====== The data ======

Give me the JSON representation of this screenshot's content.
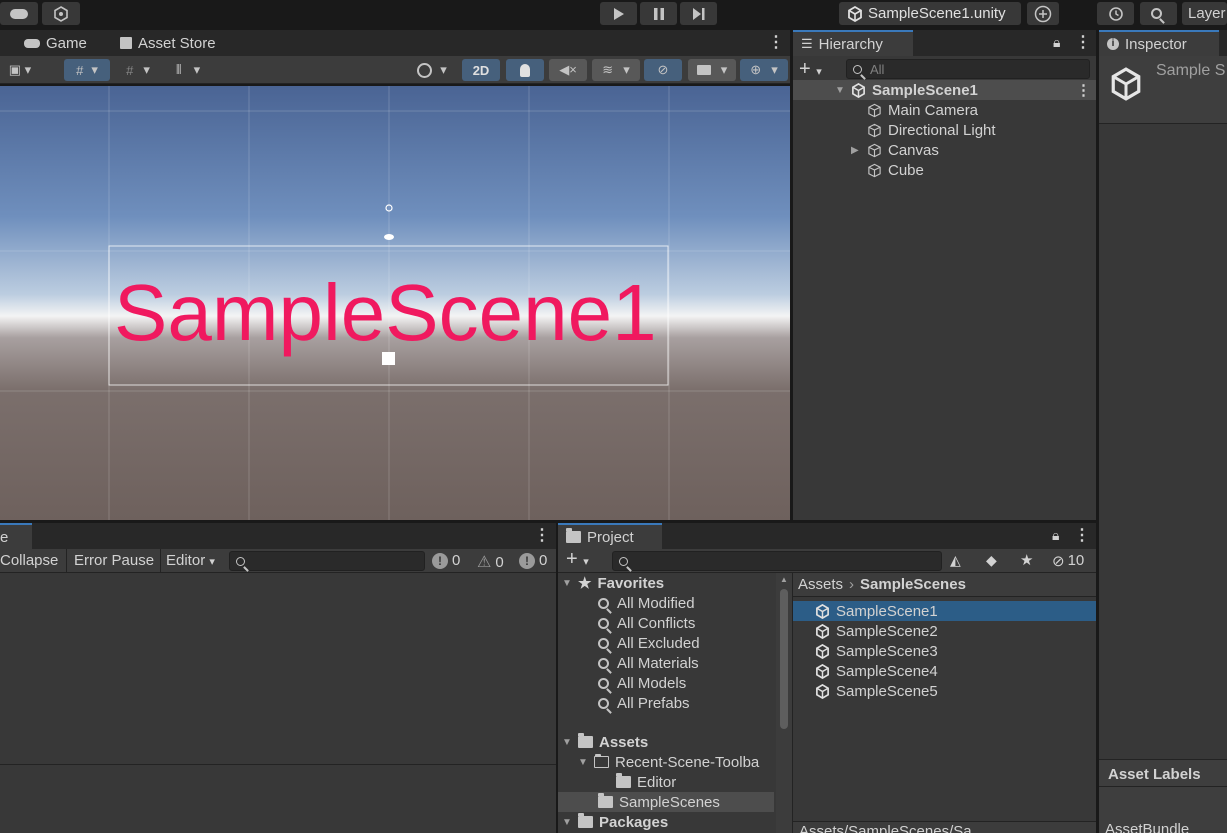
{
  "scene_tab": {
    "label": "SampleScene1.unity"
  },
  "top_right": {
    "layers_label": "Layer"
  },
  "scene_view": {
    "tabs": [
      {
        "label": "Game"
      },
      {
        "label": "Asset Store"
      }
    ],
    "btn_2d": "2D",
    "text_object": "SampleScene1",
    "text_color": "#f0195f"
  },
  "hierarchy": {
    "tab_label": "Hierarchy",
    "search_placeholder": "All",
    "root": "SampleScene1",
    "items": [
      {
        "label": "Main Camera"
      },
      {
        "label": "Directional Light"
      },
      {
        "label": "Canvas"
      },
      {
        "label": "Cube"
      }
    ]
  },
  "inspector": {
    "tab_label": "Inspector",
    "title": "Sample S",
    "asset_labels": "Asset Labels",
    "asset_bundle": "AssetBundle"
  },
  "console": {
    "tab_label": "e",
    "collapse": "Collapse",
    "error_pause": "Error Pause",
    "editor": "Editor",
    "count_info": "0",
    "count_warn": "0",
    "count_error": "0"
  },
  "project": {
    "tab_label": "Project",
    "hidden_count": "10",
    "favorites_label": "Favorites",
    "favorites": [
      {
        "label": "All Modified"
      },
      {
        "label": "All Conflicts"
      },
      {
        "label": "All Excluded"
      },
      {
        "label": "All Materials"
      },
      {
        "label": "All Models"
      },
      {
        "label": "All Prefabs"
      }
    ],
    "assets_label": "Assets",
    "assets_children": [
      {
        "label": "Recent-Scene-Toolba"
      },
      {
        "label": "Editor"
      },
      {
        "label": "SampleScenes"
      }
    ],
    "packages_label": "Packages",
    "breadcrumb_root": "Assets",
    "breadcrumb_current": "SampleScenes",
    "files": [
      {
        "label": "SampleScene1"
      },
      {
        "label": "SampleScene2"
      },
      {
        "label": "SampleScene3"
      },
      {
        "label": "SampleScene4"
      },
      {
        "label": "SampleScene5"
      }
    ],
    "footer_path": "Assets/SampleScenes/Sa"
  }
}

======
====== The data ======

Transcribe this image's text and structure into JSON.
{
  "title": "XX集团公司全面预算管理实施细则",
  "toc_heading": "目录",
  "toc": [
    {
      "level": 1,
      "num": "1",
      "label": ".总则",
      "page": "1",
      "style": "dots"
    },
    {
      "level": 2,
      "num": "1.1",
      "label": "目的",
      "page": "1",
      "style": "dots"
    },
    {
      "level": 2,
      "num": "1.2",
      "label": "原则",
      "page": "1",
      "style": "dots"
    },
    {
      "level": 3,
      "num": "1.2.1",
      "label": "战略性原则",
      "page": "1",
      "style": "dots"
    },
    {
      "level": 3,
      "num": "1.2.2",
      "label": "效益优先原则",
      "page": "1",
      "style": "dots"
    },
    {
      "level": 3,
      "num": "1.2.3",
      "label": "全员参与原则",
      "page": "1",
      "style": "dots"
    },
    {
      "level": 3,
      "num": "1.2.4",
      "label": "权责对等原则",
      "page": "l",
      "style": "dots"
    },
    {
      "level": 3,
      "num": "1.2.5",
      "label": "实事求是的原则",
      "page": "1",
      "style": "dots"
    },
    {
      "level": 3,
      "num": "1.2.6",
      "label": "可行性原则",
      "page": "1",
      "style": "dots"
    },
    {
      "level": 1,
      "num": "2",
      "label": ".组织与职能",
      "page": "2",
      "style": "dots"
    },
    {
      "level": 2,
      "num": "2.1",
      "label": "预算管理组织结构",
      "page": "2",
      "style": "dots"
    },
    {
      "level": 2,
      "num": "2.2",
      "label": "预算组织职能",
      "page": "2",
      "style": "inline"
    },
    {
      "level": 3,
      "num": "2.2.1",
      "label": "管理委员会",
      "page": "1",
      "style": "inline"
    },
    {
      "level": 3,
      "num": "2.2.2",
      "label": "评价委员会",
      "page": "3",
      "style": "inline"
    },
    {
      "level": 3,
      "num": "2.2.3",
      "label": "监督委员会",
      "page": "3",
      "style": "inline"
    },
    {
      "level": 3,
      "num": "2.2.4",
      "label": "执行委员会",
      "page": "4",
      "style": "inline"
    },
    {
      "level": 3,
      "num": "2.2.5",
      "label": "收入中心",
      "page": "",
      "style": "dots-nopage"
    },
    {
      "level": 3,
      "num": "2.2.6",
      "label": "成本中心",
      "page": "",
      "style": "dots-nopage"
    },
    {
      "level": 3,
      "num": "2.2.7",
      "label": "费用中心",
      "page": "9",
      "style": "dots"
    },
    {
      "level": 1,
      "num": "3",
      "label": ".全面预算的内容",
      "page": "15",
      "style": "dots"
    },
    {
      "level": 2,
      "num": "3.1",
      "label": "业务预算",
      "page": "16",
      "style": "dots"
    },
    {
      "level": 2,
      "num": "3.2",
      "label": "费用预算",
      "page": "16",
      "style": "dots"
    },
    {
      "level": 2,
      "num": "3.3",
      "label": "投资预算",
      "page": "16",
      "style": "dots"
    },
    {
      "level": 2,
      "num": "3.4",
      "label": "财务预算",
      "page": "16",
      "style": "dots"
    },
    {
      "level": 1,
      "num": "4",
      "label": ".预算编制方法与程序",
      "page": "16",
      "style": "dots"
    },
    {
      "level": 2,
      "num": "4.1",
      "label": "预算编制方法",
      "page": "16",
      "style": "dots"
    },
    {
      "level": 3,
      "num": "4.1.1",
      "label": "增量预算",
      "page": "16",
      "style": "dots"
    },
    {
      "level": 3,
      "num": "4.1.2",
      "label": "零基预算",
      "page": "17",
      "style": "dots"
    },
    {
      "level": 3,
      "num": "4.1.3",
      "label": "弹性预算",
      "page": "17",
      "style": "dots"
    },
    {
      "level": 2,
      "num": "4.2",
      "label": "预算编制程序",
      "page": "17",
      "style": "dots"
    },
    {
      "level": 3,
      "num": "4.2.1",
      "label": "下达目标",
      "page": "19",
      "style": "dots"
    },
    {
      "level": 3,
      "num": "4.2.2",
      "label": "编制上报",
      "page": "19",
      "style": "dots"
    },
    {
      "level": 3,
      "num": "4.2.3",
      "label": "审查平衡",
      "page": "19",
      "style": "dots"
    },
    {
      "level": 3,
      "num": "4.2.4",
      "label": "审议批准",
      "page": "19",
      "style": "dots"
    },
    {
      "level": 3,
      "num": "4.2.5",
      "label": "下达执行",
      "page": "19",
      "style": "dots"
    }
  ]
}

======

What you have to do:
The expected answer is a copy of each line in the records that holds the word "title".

Task output:
    "title": "Sample S",
  "title": "XX集团公司全面预算管理实施细则",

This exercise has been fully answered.